The answer must be a single number: how many lines of the entries below include "name".
-------
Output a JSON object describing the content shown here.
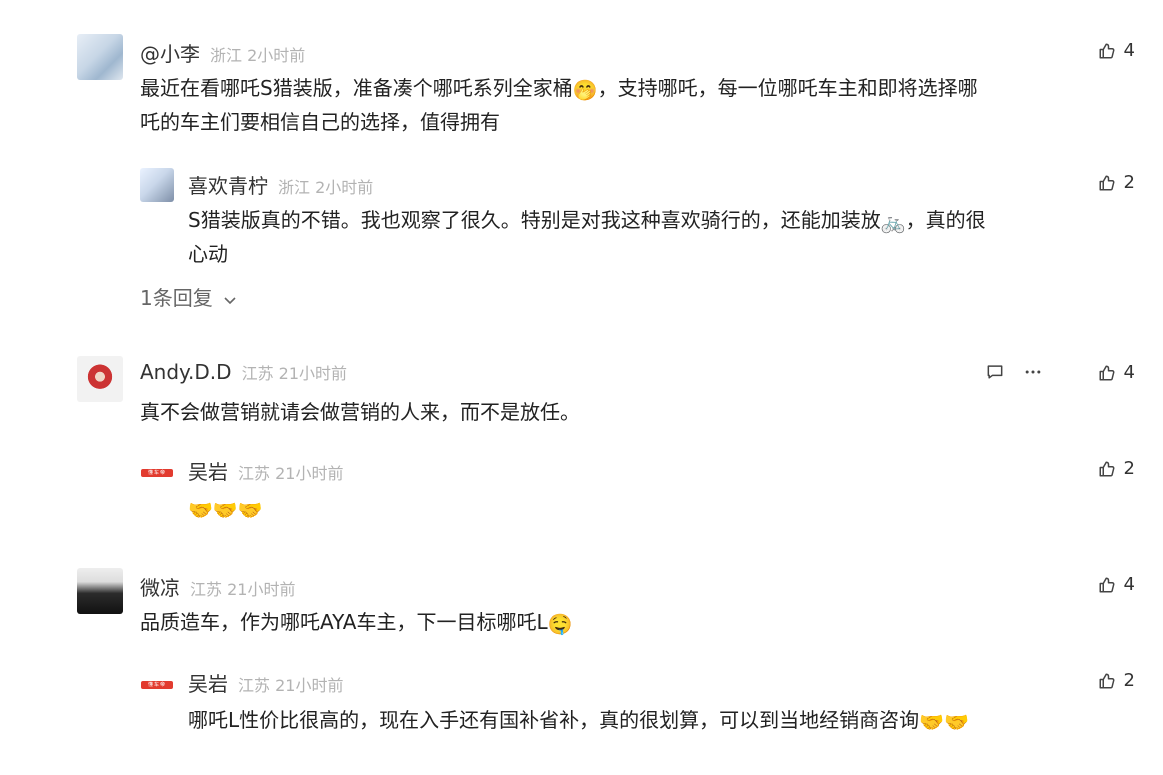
{
  "comments": [
    {
      "name": "@小李",
      "region": "浙江",
      "time": "2小时前",
      "likes": "4",
      "text_line1": "最近在看哪吒S猎装版，准备凑个哪吒系列全家桶",
      "emoji_1": "🤭",
      "text_line1b": "，支持哪吒，每一位哪吒车主和即将选择哪",
      "text_line2": "吒的车主们要相信自己的选择，值得拥有",
      "reply": {
        "name": "喜欢青柠",
        "region": "浙江",
        "time": "2小时前",
        "likes": "2",
        "text_line1": "S猎装版真的不错。我也观察了很久。特别是对我这种喜欢骑行的，还能加装放",
        "emoji": "🚲",
        "text_line1b": "，真的很",
        "text_line2": "心动"
      },
      "reply_count": "1条回复"
    },
    {
      "name": "Andy.D.D",
      "region": "江苏",
      "time": "21小时前",
      "likes": "4",
      "text": "真不会做营销就请会做营销的人来，而不是放任。",
      "reply": {
        "name": "吴岩",
        "region": "江苏",
        "time": "21小时前",
        "likes": "2",
        "badge": "懂车帝",
        "emoji_text": "🤝🤝🤝"
      }
    },
    {
      "name": "微凉",
      "region": "江苏",
      "time": "21小时前",
      "likes": "4",
      "text": "品质造车，作为哪吒AYA车主，下一目标哪吒L",
      "emoji": "🤤",
      "reply": {
        "name": "吴岩",
        "region": "江苏",
        "time": "21小时前",
        "likes": "2",
        "badge": "懂车帝",
        "text": "哪吒L性价比很高的，现在入手还有国补省补，真的很划算，可以到当地经销商咨询",
        "emoji_text": "🤝🤝"
      }
    }
  ],
  "icons": {
    "thumb": "thumbs-up-icon",
    "comment": "comment-icon",
    "more": "more-icon",
    "chevron": "chevron-down-icon"
  }
}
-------
Task output: 6